How wonderful that some of you who've had physically demanding professions can shed some light on this for me...and thanks to everyone for sharing your stories. I actually HAD considered becoming a doula and/or childbirth educator in addition to lactation consulting...all of which would allow less demand on me personally and pave the way to becoming a midwife later if my health permits. I am going to think about it for a few months and see what I come up with. The wonderful thing is that there is no rush =) I hope we can all one day do all the things that we desire- career or otherwise. Sometimes adjustments have to be made,but the beauty of it is that we can all adapt and learn to define new normals which allow us to move on with life despite these enormous challenges.

Link to comment
Share on other sites

I am currently going to school full time to get my degree in education. I want to teach elementary school. I dont think that my goals have changed. I have changed majors 4 times, but not because of POTS. More because I couldnt figure out what I wanted to do. I have a year left of classes, but with working full time and more importantly, the baby, it might be closer to 2 years before I finish. I truely believe that I can do it, POTS or not. I know that some days that I have to take it easy, but classrooms are very flexible. I wish you the best of luck.

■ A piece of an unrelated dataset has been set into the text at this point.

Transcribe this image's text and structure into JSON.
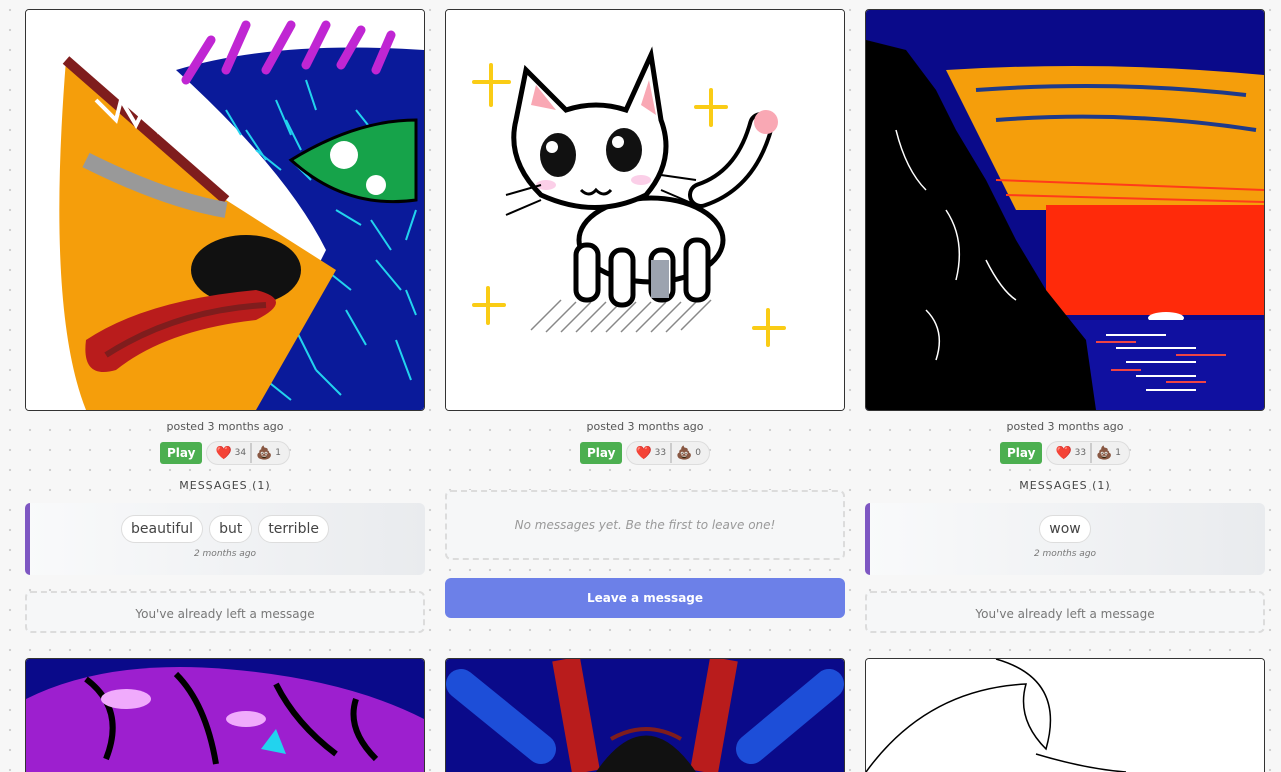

Link to comment
Share on other sites

Good topic & something that I've been wrestling with quite a bit myself! For me it's impossible to entirely separate "normal" young-adult changes in career goals/aspirations from changes that are due to my health. I do know that medical school is something I've ruled out - at least for now - because of my health, but I'm not certain that it would be my choice regardless; it's easy to say "if only" when it's not really an option. Med school might be okay but not residency, etc. I've worked full-time for the most part since graduating in 2002 with my BA and am hopefully starting on my masters in social work with a health concentration in the fall...if we can get my health stable enough. At some point I hope to also get my masters in public health but I didn't want to do a dual degree program as you lose out on electives for both. Again, I can't say that these things didn't interest me before my health problems, but they have certainly helped drive my current passion as I want to somehow work in patient advocacy/ health policy. I'm excited and invigorated by the substance behind my current aspirations, via my own experiences & those of my friends & family; I wrote about such in my application essays (so far accepted at 2 & still haven't heard on #3:-)). But there is always that faint undercurrent of fear & uncertainty in that I know I may not be okay enough for school in the fall or that I may be then but not for the duration of the program. But I don't let this rise to the surface as it would suffocate me. So...I go onward thinking the best but keeping reality in mind. Stay tooned!!

:-)melissa

p.s. thought i should throw in that i'm 25

Link to comment
Share on other sites

Join the conversation

You can post now and register later. If you have an account, sign in now to post with your account.

Guest
Reply to this topic...

×   Pasted as rich text.   Paste as plain text instead

  Only 75 emoji are allowed.

×   Your link has been automatically embedded.   Display as a link instead

×   Your previous content has been restored.   Clear editor

×   You cannot paste images directly. Upload or insert images from URL.

 Share

×
×
  • Create New...